Amateur photographers who have just recently been bitten by the photo bug have one very daunting challenge to overcome: the fear of taking “the same photo” as hundreds of photographers who have come before them.

They’re approaching photography with fresh eyes, but the death of “originality” (if it ever existed at all…) in the modern age can seem an insurmountable obstacle. Why take the photo at all when hundreds or thousands of other photographers have photographed the same subject?

This is the exact question 500pxer Rebecca Ramaley had to face when she decided to embark on a project to photograph the world-famous Sydney Opera House.

Sunset Opera by Rebecca Ramaley on

“When I stand there, I know fully well that thousands of other aspiring photographers have stood in that exact same spot and shot the same subject with the same or better equipment,” she told us over email recently.

“I think to myself, ‘there are literally billions of shots of the Opera House, why am I wasting my time, what is going to make my shot so special?’ But I do it anyway and I’m glad I did.”

She’s glad because she’s realized something every amateur should take note of when the spectre of “unoriginality” rears its ugly head:

Now I know that every little detail counts.

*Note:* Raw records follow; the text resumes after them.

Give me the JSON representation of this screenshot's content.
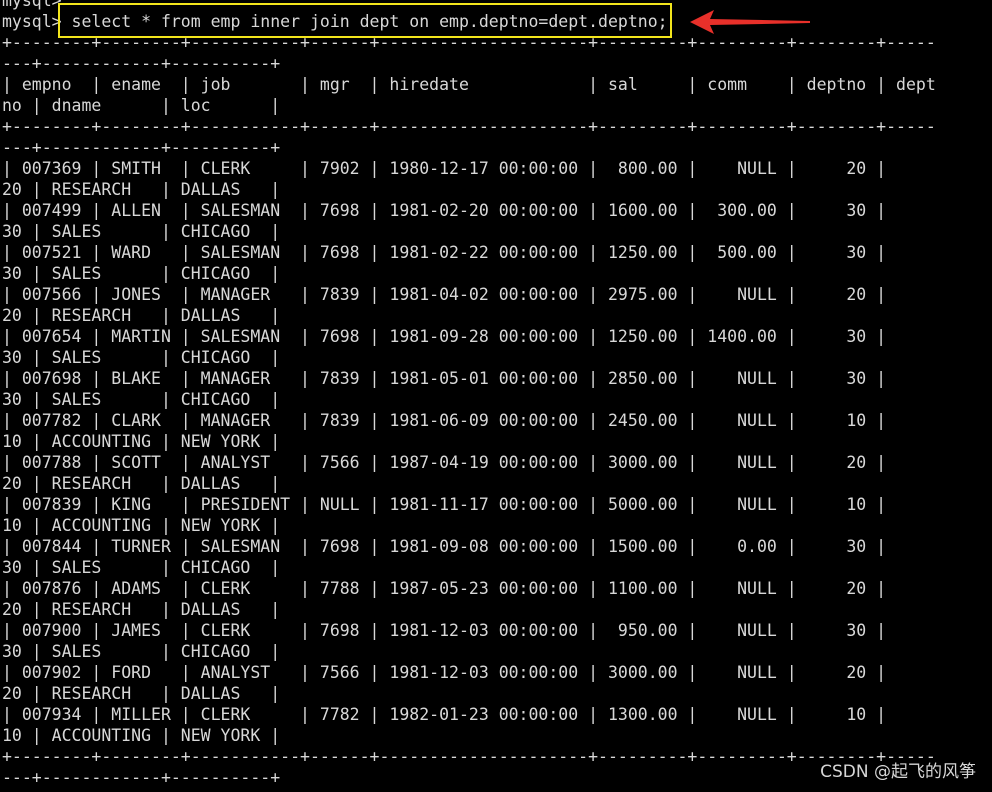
{
  "terminal": {
    "lines": [
      "mysql>",
      "mysql> select * from emp inner join dept on emp.deptno=dept.deptno;",
      "+--------+--------+-----------+------+---------------------+---------+---------+--------+-----",
      "---+------------+----------+",
      "| empno  | ename  | job       | mgr  | hiredate            | sal     | comm    | deptno | dept",
      "no | dname      | loc      |",
      "+--------+--------+-----------+------+---------------------+---------+---------+--------+-----",
      "---+------------+----------+",
      "| 007369 | SMITH  | CLERK     | 7902 | 1980-12-17 00:00:00 |  800.00 |    NULL |     20 |",
      "20 | RESEARCH   | DALLAS   |",
      "| 007499 | ALLEN  | SALESMAN  | 7698 | 1981-02-20 00:00:00 | 1600.00 |  300.00 |     30 |",
      "30 | SALES      | CHICAGO  |",
      "| 007521 | WARD   | SALESMAN  | 7698 | 1981-02-22 00:00:00 | 1250.00 |  500.00 |     30 |",
      "30 | SALES      | CHICAGO  |",
      "| 007566 | JONES  | MANAGER   | 7839 | 1981-04-02 00:00:00 | 2975.00 |    NULL |     20 |",
      "20 | RESEARCH   | DALLAS   |",
      "| 007654 | MARTIN | SALESMAN  | 7698 | 1981-09-28 00:00:00 | 1250.00 | 1400.00 |     30 |",
      "30 | SALES      | CHICAGO  |",
      "| 007698 | BLAKE  | MANAGER   | 7839 | 1981-05-01 00:00:00 | 2850.00 |    NULL |     30 |",
      "30 | SALES      | CHICAGO  |",
      "| 007782 | CLARK  | MANAGER   | 7839 | 1981-06-09 00:00:00 | 2450.00 |    NULL |     10 |",
      "10 | ACCOUNTING | NEW YORK |",
      "| 007788 | SCOTT  | ANALYST   | 7566 | 1987-04-19 00:00:00 | 3000.00 |    NULL |     20 |",
      "20 | RESEARCH   | DALLAS   |",
      "| 007839 | KING   | PRESIDENT | NULL | 1981-11-17 00:00:00 | 5000.00 |    NULL |     10 |",
      "10 | ACCOUNTING | NEW YORK |",
      "| 007844 | TURNER | SALESMAN  | 7698 | 1981-09-08 00:00:00 | 1500.00 |    0.00 |     30 |",
      "30 | SALES      | CHICAGO  |",
      "| 007876 | ADAMS  | CLERK     | 7788 | 1987-05-23 00:00:00 | 1100.00 |    NULL |     20 |",
      "20 | RESEARCH   | DALLAS   |",
      "| 007900 | JAMES  | CLERK     | 7698 | 1981-12-03 00:00:00 |  950.00 |    NULL |     30 |",
      "30 | SALES      | CHICAGO  |",
      "| 007902 | FORD   | ANALYST   | 7566 | 1981-12-03 00:00:00 | 3000.00 |    NULL |     20 |",
      "20 | RESEARCH   | DALLAS   |",
      "| 007934 | MILLER | CLERK     | 7782 | 1982-01-23 00:00:00 | 1300.00 |    NULL |     10 |",
      "10 | ACCOUNTING | NEW YORK |",
      "+--------+--------+-----------+------+---------------------+---------+---------+--------+-----",
      "---+------------+----------+"
    ]
  },
  "annotations": {
    "highlight_color": "#f2e51c",
    "arrow_color": "#e8302a",
    "arrow_icon": "red-arrow-left-icon"
  },
  "watermark": {
    "text": "CSDN @起飞的风筝"
  },
  "colors": {
    "background": "#000000",
    "text": "#d8d8d8"
  }
}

It’s the camera, it’s the lens, it’s the angle and composition, it’s the tripod you use, it’s the exposure, aperture and focal length you select, it’s the exact time you shot it on that exact day—with or without clouds, and with or without the pesky construction cranes in the back or the boat in the front.

It is the combination of all of these factors that makes every photo unique and gives it the chance to stand out.

Twin sails by Rebecca Ramaley on

Another fear Rebecca has been facing as a self-declared “amateur through and through” is about post-processing.

What is the limit before you start being called out by other photographers on not being true to the image—especially when you are working with RAW files?

Recently one photographer got roasted by another in an online community for adding some stars into his evening landscape even though the stars were just a very minor detail in the shot. That has stuck with me. I’ve gone through a real journey on the topic and will continue to do so as I grow in my photography.

So far her answers to those questions come on a case-by-case basis as she tries to find the line between necessary and too much:

Do I photoshop the construction crane out or keep it? No, better to leave it in or, if necessary, crop – it is part of the scene.


Do I dare add blur to the background and burn and dodge to help the image in the foreground to stand out? For me, right now, the answer is yes—dare—it is part of the art. Until they start making 100mm+ tilt-shift telephoto lenses, sometimes it is the only way to get my photo to do what I want it to do. But I have to do it well so it doesn’t detract from the photo and I need to be open with others about what I’ve done to achieve the look.

Fiery sunset by Rebecca Ramaley on

For the technical types wanting to know what Rebecca used to capture these photos, she offered us those answers as well.

The camera is a Canon 5D Mark III and the lenses range from a Sigma 15mm fisheye to a newly purchased Sigma 24mm 1.4 to a simple Canon EF28-105mm 3.5-4.5 USM all-rounder to her favourite, the EF100-400 f.4.5/5.6L IS USM (a birthday present).

Oh, and there’s one more piece of gear she’s recently acquired… rectifying a VERY common beginner mistake in the process:

I’ve recently purchased a Gitzo tripod with a simple Manfrotto ball head—that tripod is the single largest factor in the improvement of my pictures in the last three months. Before that I never used one… WHAT WAS I THINKING?!?!?!

Thanks to the tripod and a dedication to going out and honing her skills and taking photos even if thousands of photographers have stood in the same spot before, she’s been rewarded with photos like this:

Icons aglow by Rebecca Ramaley on

To see more of Rebecca’s photos, head over to her 500px account and give her a follow. You can also find her on her website and Facebook.